Republican Gov. Rick Perry of Texas today signed legislation to rewrite state graduation requirements, reducing from 15 to five the number of end-of-course exams students must pass to earn a high school diploma, and revising the default course of study.
“The legislation I signed today strikes a balance between our need for rigorous academic standards and a student’s need for flexibility, and between accountability and an appropriate level of testing in the classroom,” Gov. Perry said in a press release. “We are improving workforce readiness and expanding and developing career and technical education courses to better guide students from the high school or college classroom into careers with the most job opportunities.”

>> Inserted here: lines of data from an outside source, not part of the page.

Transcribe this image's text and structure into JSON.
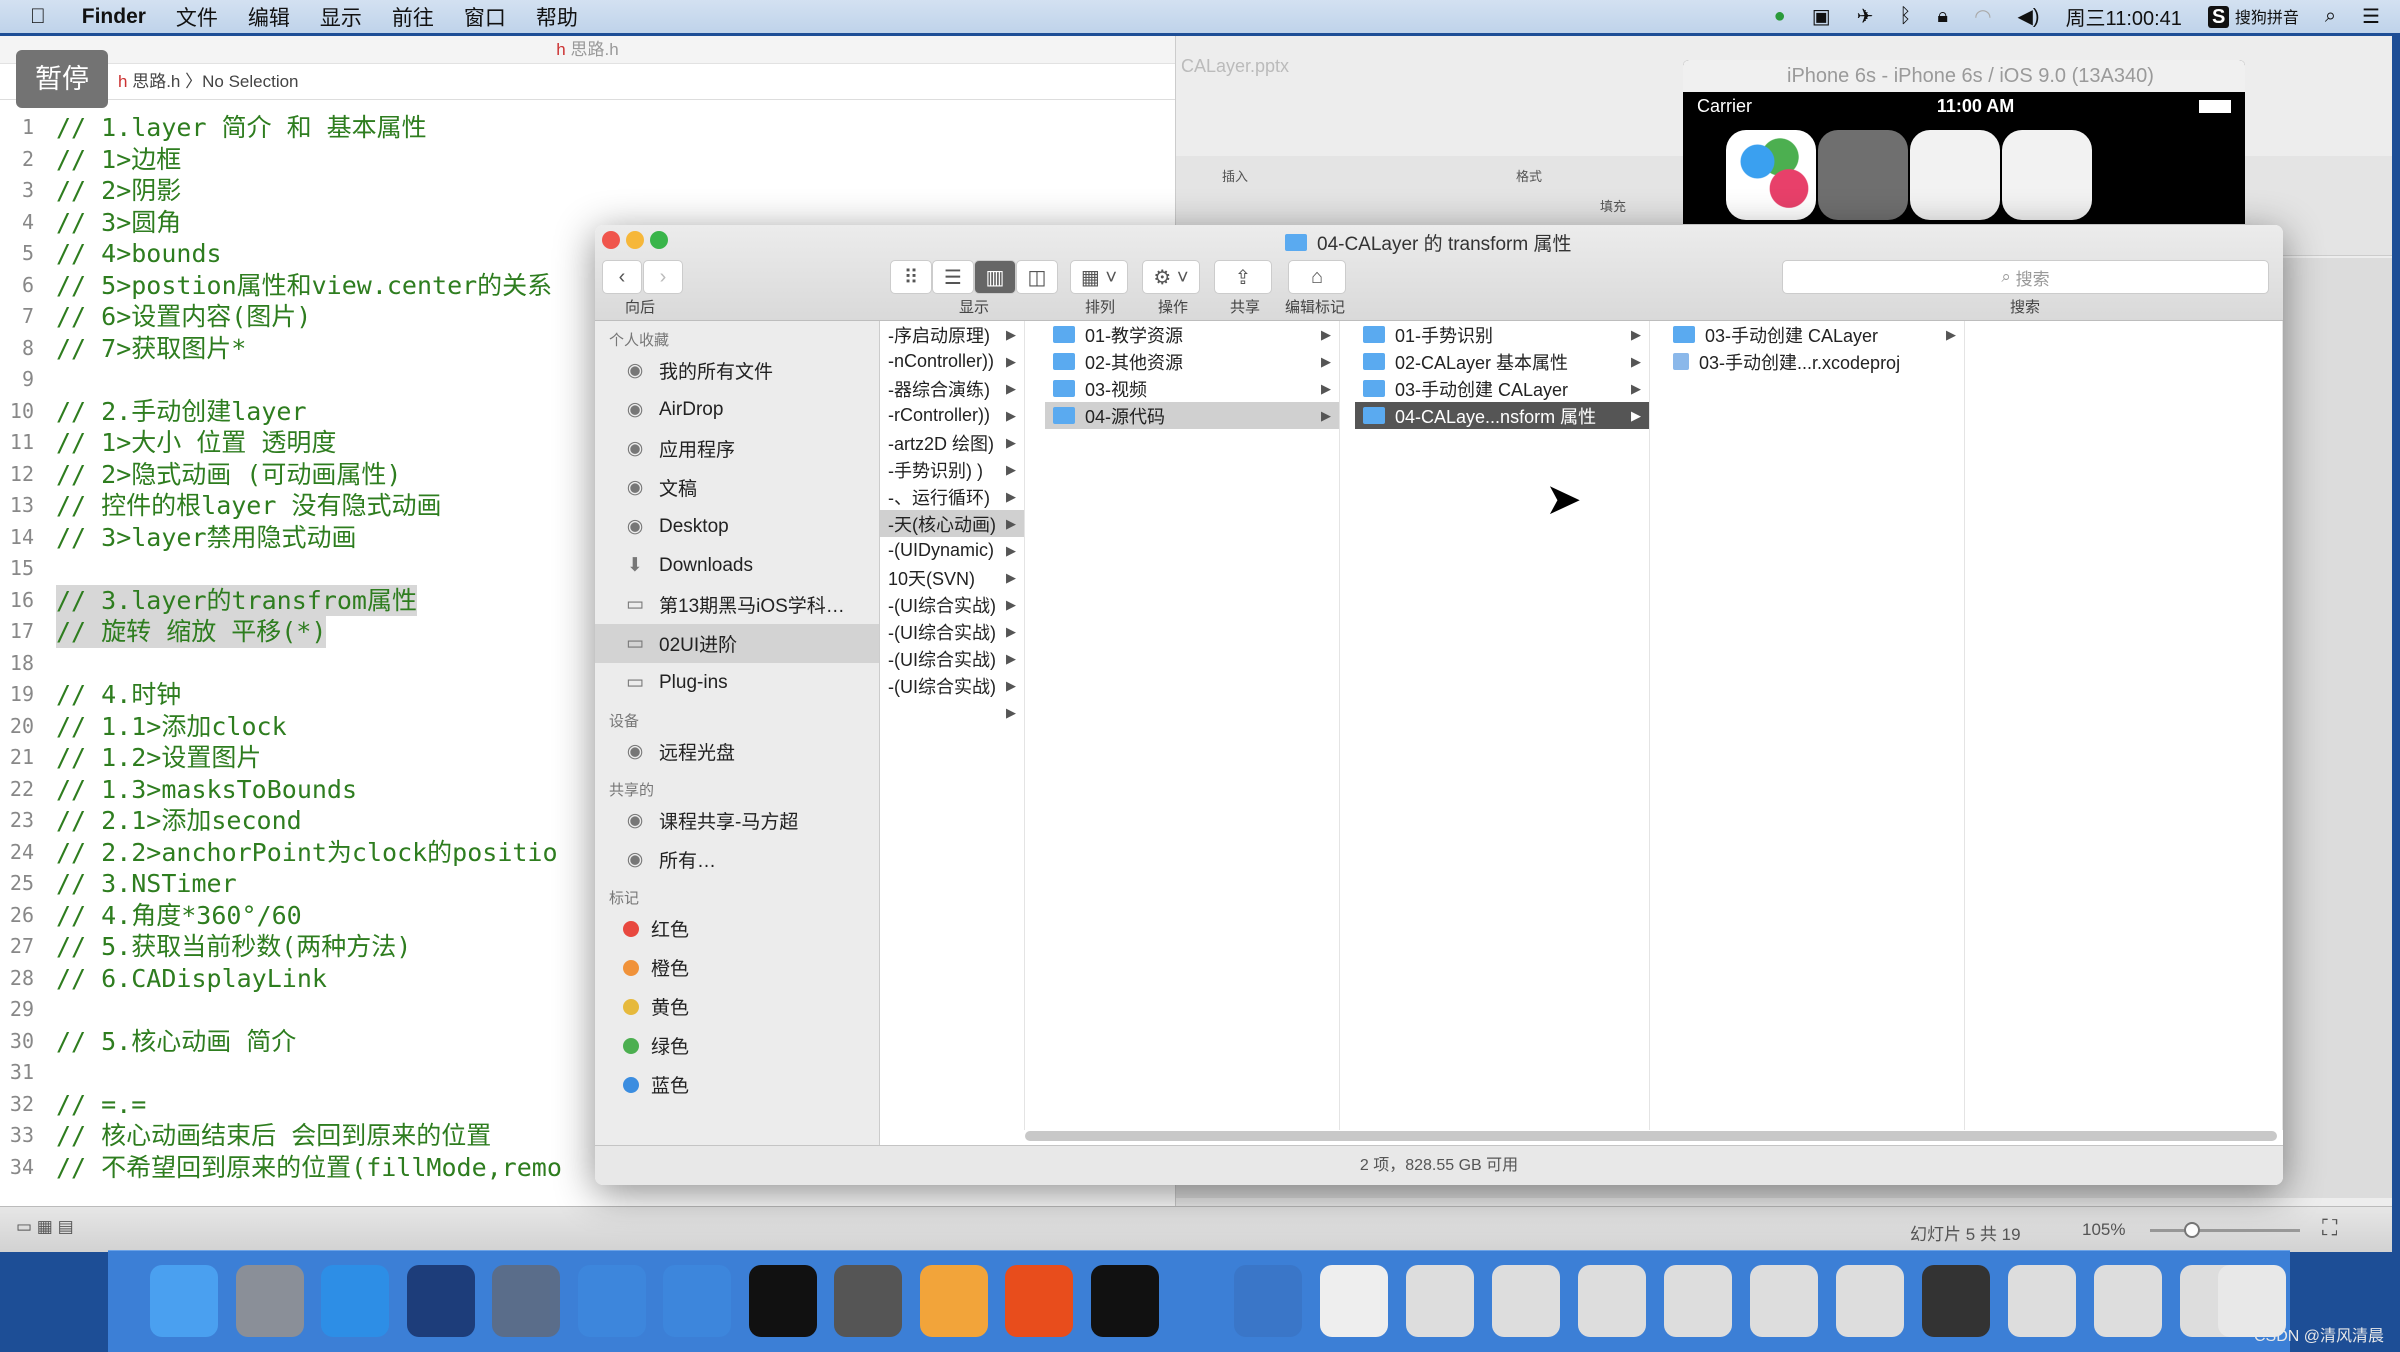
{
  "menubar": {
    "app": "Finder",
    "items": [
      "文件",
      "编辑",
      "显示",
      "前往",
      "窗口",
      "帮助"
    ],
    "clock": "周三11:00:41",
    "ime": "搜狗拼音"
  },
  "xcode": {
    "title": "思路.h",
    "path_file": "思路.h",
    "path_sel": "No Selection",
    "pause": "暂停",
    "lines": [
      "// 1.layer 简介 和 基本属性",
      "// 1>边框",
      "// 2>阴影",
      "// 3>圆角",
      "// 4>bounds",
      "// 5>postion属性和view.center的关系",
      "// 6>设置内容(图片)",
      "// 7>获取图片*",
      "",
      "// 2.手动创建layer",
      "// 1>大小 位置 透明度",
      "// 2>隐式动画 (可动画属性)",
      "// 控件的根layer 没有隐式动画",
      "// 3>layer禁用隐式动画",
      "",
      "// 3.layer的transfrom属性",
      "// 旋转 缩放 平移(*)",
      "",
      "// 4.时钟",
      "// 1.1>添加clock",
      "// 1.2>设置图片",
      "// 1.3>masksToBounds",
      "// 2.1>添加second",
      "// 2.2>anchorPoint为clock的positio",
      "// 3.NSTimer",
      "// 4.角度*360°/60",
      "// 5.获取当前秒数(两种方法)",
      "// 6.CADisplayLink",
      "",
      "// 5.核心动画 简介",
      "",
      "// =.=",
      "// 核心动画结束后 会回到原来的位置",
      "// 不希望回到原来的位置(fillMode,remo"
    ],
    "highlighted_lines": [
      16,
      17
    ]
  },
  "ppt": {
    "title_fragment": "CALayer.pptx",
    "ribbon": [
      "插入",
      "格式",
      "填充"
    ],
    "slide_info": "幻灯片 5 共 19",
    "zoom": "105%"
  },
  "simulator": {
    "title": "iPhone 6s - iPhone 6s / iOS 9.0 (13A340)",
    "carrier": "Carrier",
    "time": "11:00 AM"
  },
  "finder": {
    "title": "04-CALayer 的 transform 属性",
    "toolbar": {
      "back": "向后",
      "view": "显示",
      "arrange": "排列",
      "action": "操作",
      "share": "共享",
      "tags": "编辑标记",
      "search_placeholder": "搜索",
      "search_label": "搜索"
    },
    "sidebar": [
      {
        "header": "个人收藏",
        "items": [
          {
            "label": "我的所有文件",
            "icon": "all-files-icon"
          },
          {
            "label": "AirDrop",
            "icon": "airdrop-icon"
          },
          {
            "label": "应用程序",
            "icon": "applications-icon"
          },
          {
            "label": "文稿",
            "icon": "documents-icon"
          },
          {
            "label": "Desktop",
            "icon": "desktop-icon"
          },
          {
            "label": "Downloads",
            "icon": "downloads-icon"
          },
          {
            "label": "第13期黑马iOS学科…",
            "icon": "folder-icon"
          },
          {
            "label": "02UI进阶",
            "icon": "folder-icon",
            "selected": true
          },
          {
            "label": "Plug-ins",
            "icon": "folder-icon"
          }
        ]
      },
      {
        "header": "设备",
        "items": [
          {
            "label": "远程光盘",
            "icon": "disc-icon"
          }
        ]
      },
      {
        "header": "共享的",
        "items": [
          {
            "label": "课程共享-马方超",
            "icon": "computer-icon"
          },
          {
            "label": "所有…",
            "icon": "network-icon"
          }
        ]
      },
      {
        "header": "标记",
        "items": [
          {
            "label": "红色",
            "color": "#e8483f"
          },
          {
            "label": "橙色",
            "color": "#f0923a"
          },
          {
            "label": "黄色",
            "color": "#e6b93c"
          },
          {
            "label": "绿色",
            "color": "#4caf50"
          },
          {
            "label": "蓝色",
            "color": "#3b8de0"
          }
        ]
      }
    ],
    "columns": [
      {
        "items": [
          {
            "label": "-序启动原理)"
          },
          {
            "label": "-nController))"
          },
          {
            "label": "-器综合演练)"
          },
          {
            "label": "-rController))"
          },
          {
            "label": "-artz2D 绘图)"
          },
          {
            "label": "-手势识别) )"
          },
          {
            "label": "-、运行循环)"
          },
          {
            "label": "-天(核心动画)",
            "selected": true
          },
          {
            "label": "-(UIDynamic)"
          },
          {
            "label": "10天(SVN)"
          },
          {
            "label": "-(UI综合实战)"
          },
          {
            "label": "-(UI综合实战)"
          },
          {
            "label": "-(UI综合实战)"
          },
          {
            "label": "-(UI综合实战)"
          },
          {
            "label": ""
          }
        ]
      },
      {
        "items": [
          {
            "label": "01-教学资源",
            "folder": true
          },
          {
            "label": "02-其他资源",
            "folder": true
          },
          {
            "label": "03-视频",
            "folder": true
          },
          {
            "label": "04-源代码",
            "folder": true,
            "selected": true
          }
        ]
      },
      {
        "items": [
          {
            "label": "01-手势识别",
            "folder": true
          },
          {
            "label": "02-CALayer 基本属性",
            "folder": true
          },
          {
            "label": "03-手动创建 CALayer",
            "folder": true
          },
          {
            "label": "04-CALaye...nsform 属性",
            "folder": true,
            "selected": true,
            "active": true
          }
        ]
      },
      {
        "items": [
          {
            "label": "03-手动创建 CALayer",
            "folder": true
          },
          {
            "label": "03-手动创建...r.xcodeproj",
            "file": true,
            "noarrow": true
          }
        ]
      },
      {
        "items": []
      }
    ],
    "status": "2 项，828.55 GB 可用"
  },
  "dock": {
    "apps": [
      "finder",
      "launchpad",
      "safari",
      "mouse",
      "imovie",
      "xcode",
      "instruments",
      "terminal",
      "system-preferences",
      "sketch",
      "wps-presentation",
      "console",
      "quicktime",
      "preview",
      "screenshot-1",
      "screenshot-2",
      "screenshot-3",
      "screenshot-4",
      "screenshot-5",
      "screenshot-6",
      "screenshot-7",
      "screenshot-8",
      "screenshot-9",
      "screenshot-10",
      "trash"
    ]
  },
  "watermark": "CSDN @清风清晨"
}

The new law replaces the state’s “recommended” diploma pathway, dubbed the “4x4" curriculum, with a “foundation” diploma that requires fewer courses in history, science, and math, allowing students to skip subjects such as Algebra 2. Students may pursue diploma “endorsements” in several areas—such as STEM or business and industry—that would require additional coursework. Also, students may seek a “distinguished level of achievement” designation with additional course requirements, including Algebra 2.
On state testing, all students still will have to pass state exams in Algebra 1, biology, English 1 and 2, and U.S. history. But they would not have to take end-of-course tests for Algebra 2, chemistry, physics, world history, and some other subjects that under prior law were required.
The measure won overwhelming, bipartisan support in the state legislature. It had strong backing from state education and parent groups, but divided the business community.
Proponents said the legislation provided welcome relief from a long list of mandated tests and handed students needed flexibility for coursework that best suits their career path. But critics, including some Texas business leaders and national advocacy groups, argued that it represents a step backward for a state they see as being in the vanguard nationally in setting policies to better prepare young people, especially low-income and minority students, for college and careers.
The Dallas Morning News criticized the governor’s action in an editorial, arguing that the legislation “risks making it easier for students to graduate without challenging math, science, and English courses. There were compromises to be struck around this bill, but unfortunately they didn’t become part of the legislation.”
A version of this news article first appeared in the Curriculum Matters blog.